Date of Graduation
Eberly College of Arts and Sciences
Questions of how literary modernism and literary realism can be distinguished from one another, particularly in the transitional period at the beginning of the twentieth century, are central concerns in the study of literature. I argue here that in E.M. Forster's 1913 novel Howards End, the 'monumentality' of the titular house is the key to its inclusion in the modernist canon. This monumentality is incomplete, I claim, and as such formally replicates the impossibility of comprehending or representing modern life. I conclude with a similar reading of Elizabeth Bowen's 1929 novel The Last September in order to demonstrate that this spatial dynamic of monumentality, which I posit as what I call a 'mediating texture' in the modernist novel, obtains beyond the confines of Forster's novel.

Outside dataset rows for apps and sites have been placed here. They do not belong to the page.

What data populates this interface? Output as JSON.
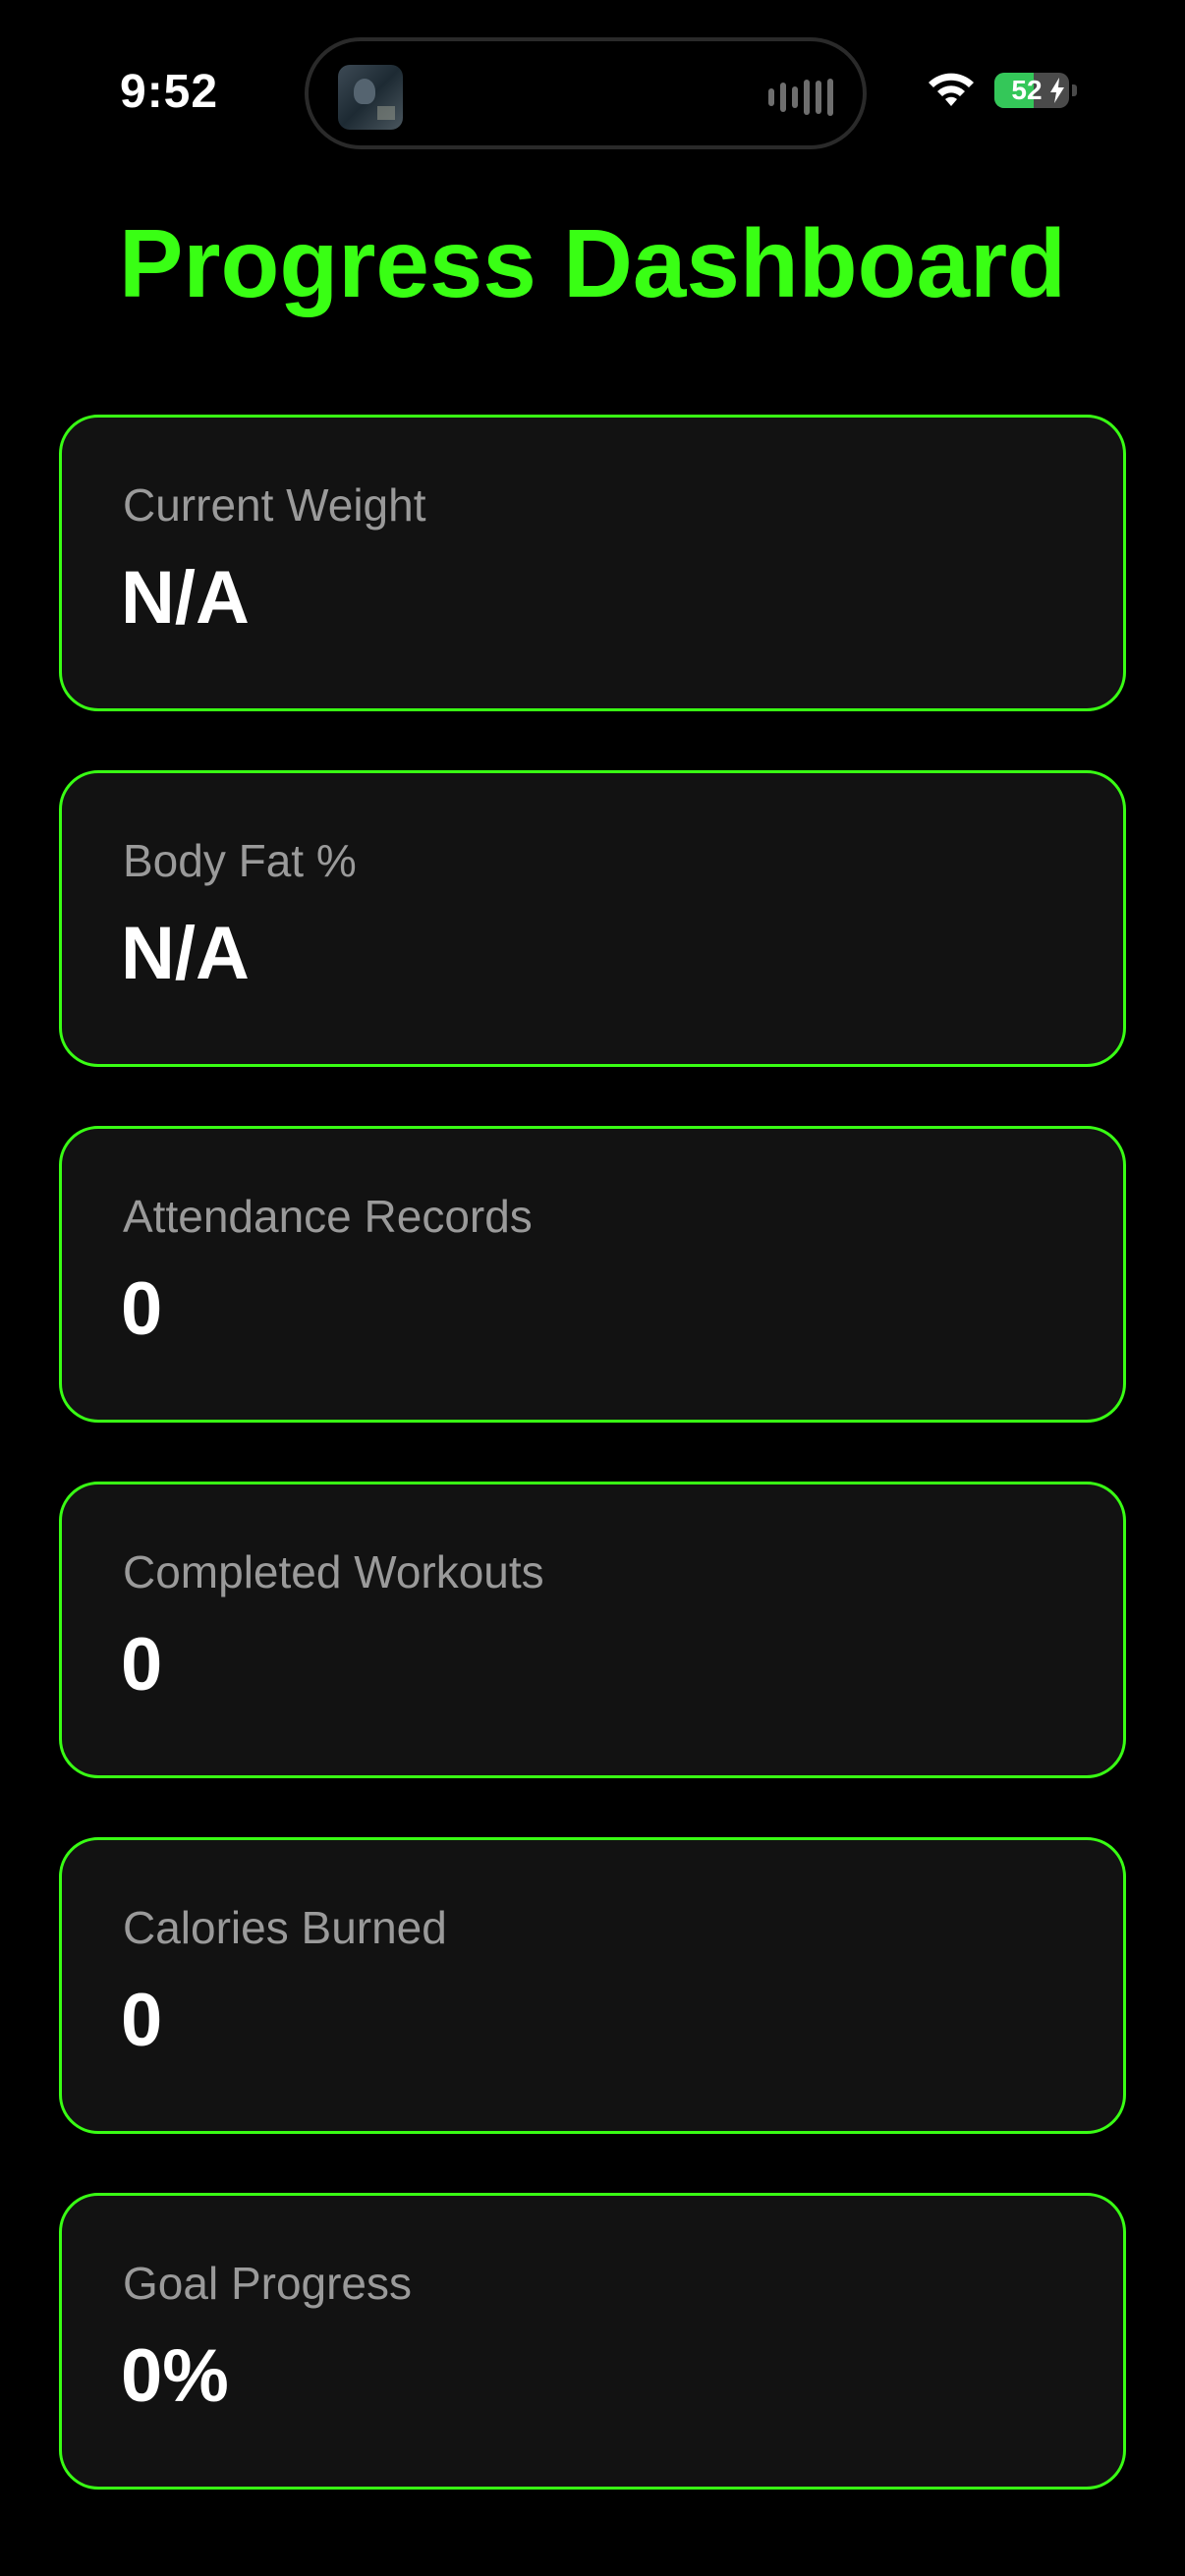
{
  "status_bar": {
    "time": "9:52",
    "battery_percent": "52",
    "battery_level": 0.52,
    "charging": true,
    "wifi_icon": "wifi-icon",
    "now_playing_icon": "album-art",
    "activity_icon": "waveform-icon"
  },
  "colors": {
    "accent": "#39ff14",
    "background": "#000000",
    "card_background": "#121212",
    "label": "#9a9a9a",
    "value": "#ffffff",
    "battery_green": "#34c759"
  },
  "header": {
    "title": "Progress Dashboard"
  },
  "cards": [
    {
      "label": "Current Weight",
      "value": "N/A"
    },
    {
      "label": "Body Fat %",
      "value": "N/A"
    },
    {
      "label": "Attendance Records",
      "value": "0"
    },
    {
      "label": "Completed Workouts",
      "value": "0"
    },
    {
      "label": "Calories Burned",
      "value": "0"
    },
    {
      "label": "Goal Progress",
      "value": "0%"
    }
  ]
}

Weihl, Harrington, ""I feel that our house is the future as well as the past": Architecture, monumentality and form in the modernist novel" (2014). Graduate Theses, Dissertations, and Problem Reports. 7355.